One of the bona-fide gems of Burhanpur is Bilquis Begum’s Tomb. However, the locals know it as Shah Shuja’s Tomb. In reality, it was Shah Shuja (son of Shah Jahan) who built this tomb for his wife Bilqis Begum. From the outside, the dome of the structure is somewhat melon shaped. On that cue the people of Burhanpur also refer to it as the kharbooji gumbad!
The urge to built mausoleums for dead wives seems to have passed on from Shah Jahan to Shah Shuja. Though clearly nowhere comparable to the Taj Mahal, Bailquis Begum’s tomb has a charm of its own. The inside walls are embellished with paintings that even five centuries later continue to mesmerise and dazzle the visitor. Here, i must also thank the Archaeological Survey of India for the great job they are doing with the monuments of Burhanpur.
Jai Singh of Amber (1611-1666) was one of the most trusted generals of Aurangzeb. After concluding the treaty of Purandar with Shivaji and Co, Jai Singh was on his way back to Jaipur when he mysteriously died in Burhanpur. Some say he was poisoned by Aurangzeb himself, others feel that he died of excessive drinking. I feel that he died of excessive drinking on the wine given by Aurangzeb. Makes no sense? Well, thats historical conjecture!

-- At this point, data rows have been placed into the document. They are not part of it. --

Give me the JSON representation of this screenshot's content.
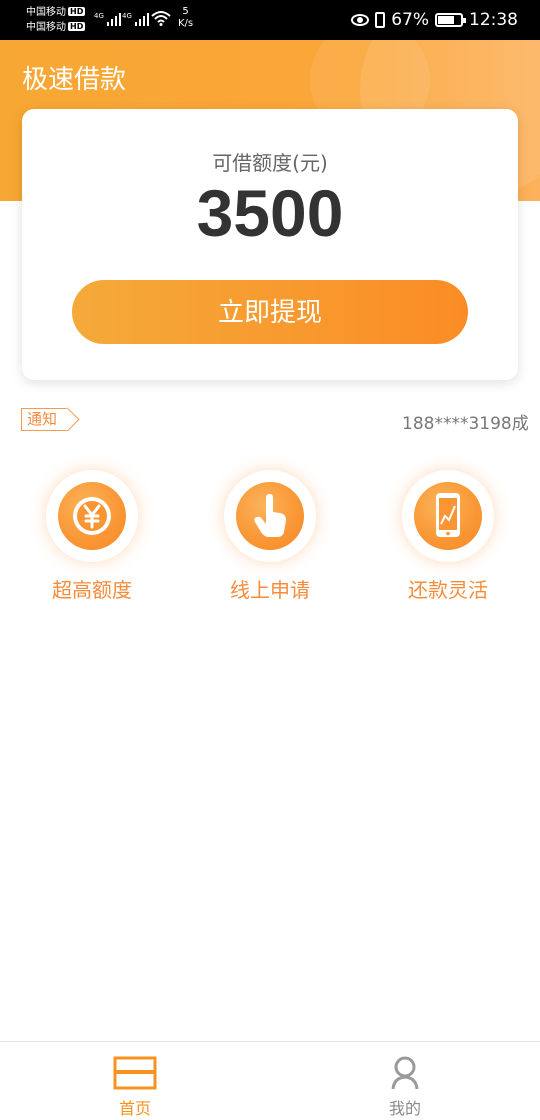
{
  "status_bar": {
    "carrier_1": "中国移动",
    "carrier_2": "中国移动",
    "hd_badge": "HD",
    "network_type": "4G",
    "speed_value": "5",
    "speed_unit": "K/s",
    "battery": "67%",
    "time": "12:38"
  },
  "header": {
    "title": "极速借款",
    "color": "#f7a733"
  },
  "loan_card": {
    "label": "可借额度(元)",
    "amount": "3500",
    "button_label": "立即提现"
  },
  "notice": {
    "tag": "通知",
    "text": "188****3198成"
  },
  "features": [
    {
      "label": "超高额度",
      "icon": "yen-coin-icon"
    },
    {
      "label": "线上申请",
      "icon": "hand-tap-icon"
    },
    {
      "label": "还款灵活",
      "icon": "phone-chart-icon"
    }
  ],
  "bottom_nav": {
    "items": [
      {
        "label": "首页",
        "icon": "home-icon",
        "active": true
      },
      {
        "label": "我的",
        "icon": "user-icon",
        "active": false
      }
    ],
    "accent": "#f7931e"
  }
}
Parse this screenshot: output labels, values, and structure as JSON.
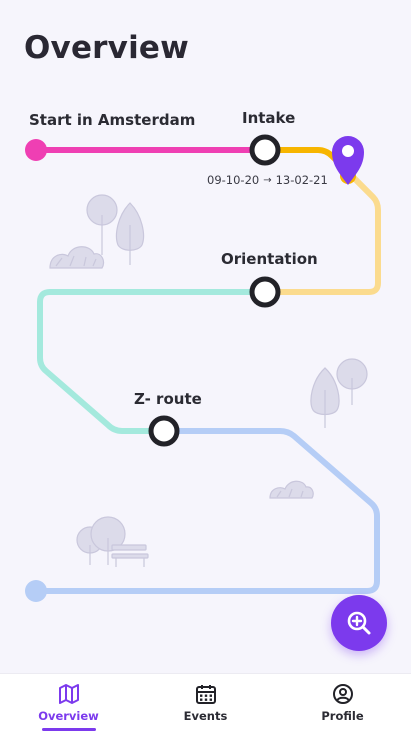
{
  "page": {
    "title": "Overview"
  },
  "route": {
    "stops": {
      "start": "Start in Amsterdam",
      "intake": "Intake",
      "orientation": "Orientation",
      "zroute": "Z- route"
    },
    "intake_dates": {
      "from": "09-10-20",
      "arrow": "→",
      "to": "13-02-21"
    },
    "colors": {
      "pink": "#ef3fb3",
      "yellow": "#f7b500",
      "yellow_light": "#fbdb8e",
      "mint": "#a4e9dd",
      "blue": "#b5cdf6",
      "pin": "#7c3aed"
    },
    "current_location_icon": "map-pin-icon"
  },
  "fab": {
    "icon": "zoom-in-icon"
  },
  "tabbar": {
    "tabs": [
      {
        "label": "Overview",
        "icon": "map-icon",
        "active": true
      },
      {
        "label": "Events",
        "icon": "calendar-icon",
        "active": false
      },
      {
        "label": "Profile",
        "icon": "user-circle-icon",
        "active": false
      }
    ]
  }
}
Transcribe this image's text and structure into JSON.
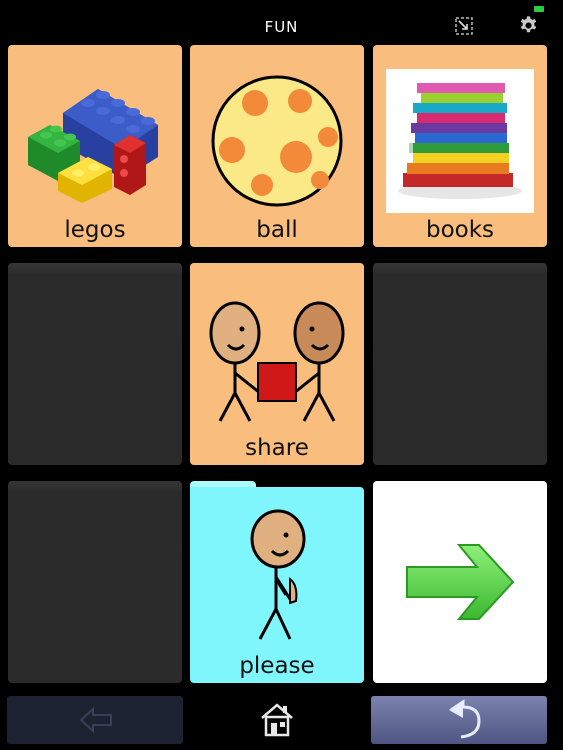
{
  "header": {
    "title": "FUN"
  },
  "cells": [
    {
      "label": "legos"
    },
    {
      "label": "ball"
    },
    {
      "label": "books"
    },
    {
      "label": ""
    },
    {
      "label": "share"
    },
    {
      "label": ""
    },
    {
      "label": ""
    },
    {
      "label": "please"
    },
    {
      "label": ""
    }
  ],
  "icons": {
    "expand": "expand-icon",
    "settings": "gear-icon",
    "back": "back-arrow-icon",
    "home": "home-icon",
    "undo": "undo-icon",
    "next": "next-page-arrow-icon"
  },
  "colors": {
    "cell_orange": "#f9be7e",
    "folder_cyan": "#7ff6fb",
    "arrow_green": "#5fd14a"
  }
}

So after his death, he was cremated on a lovely spot on the Tapti, 20 kms south of Burhanpur. Aurangzeb later erected a simple but beautiful chhatri on this spot. It is today popularly known as Raja ki Chhatri.
The most dramatic of Deaths in Burhanpur was that of Mumtaz Mahal in 1631. She was initially buries in the king;s hunting lodge on the other side of the river from Burhanpur. Ahukhana, as the building is better known, stands to this day and perhaps as fate would have it, is the favourite haunts of the city’s love-lorn couples.
From the house of the mortals we now move to the realm of God. Generation upon generation of Islamic rulers have resulted in the cityscape of Burhanpur being dominated by many a soaring mosque minar. The most prominent however is the town’s Jami Masjid. Also one of the oldest in the city, the Jami Masjid is located in Gandhi Chowk, at the very heart if the old town.
It was in fact the first place we visited in Burhanpur after we had dumped our sacks in the hotel. It was a lazy afternoon and the mosque was quiet. A number of people were actually asleep in the sanctuary. Had work not being pressing on me, i would have considered a little nap myself!
It is easy to get lost in Burhanpur, a veritable city of mosques. Everybody who was anybody, anytime in the long history of this town, has left behind a mosque. Finding them in the present cityscape is a different adventure altogether. You have to get lost and wander in its labirynthine alleyways before you stand face to mace with a medieval mosque.
Well, people, that was as much of Burhanpur’s secret as i could divulge. Needless to say, i could have gone on with the picture-play a bit longer but i feel that some of the intrigue should be left from the book.
Next up, is a multi-part series on Assam. So, watch this space for more.
[PS: I will have to admit that pressing schedules at work and at home has forced me to assemble this blog piece over a three week period. I would not be surprised if some of you find it a bit disjunctive and jumpy at times. Apologies!]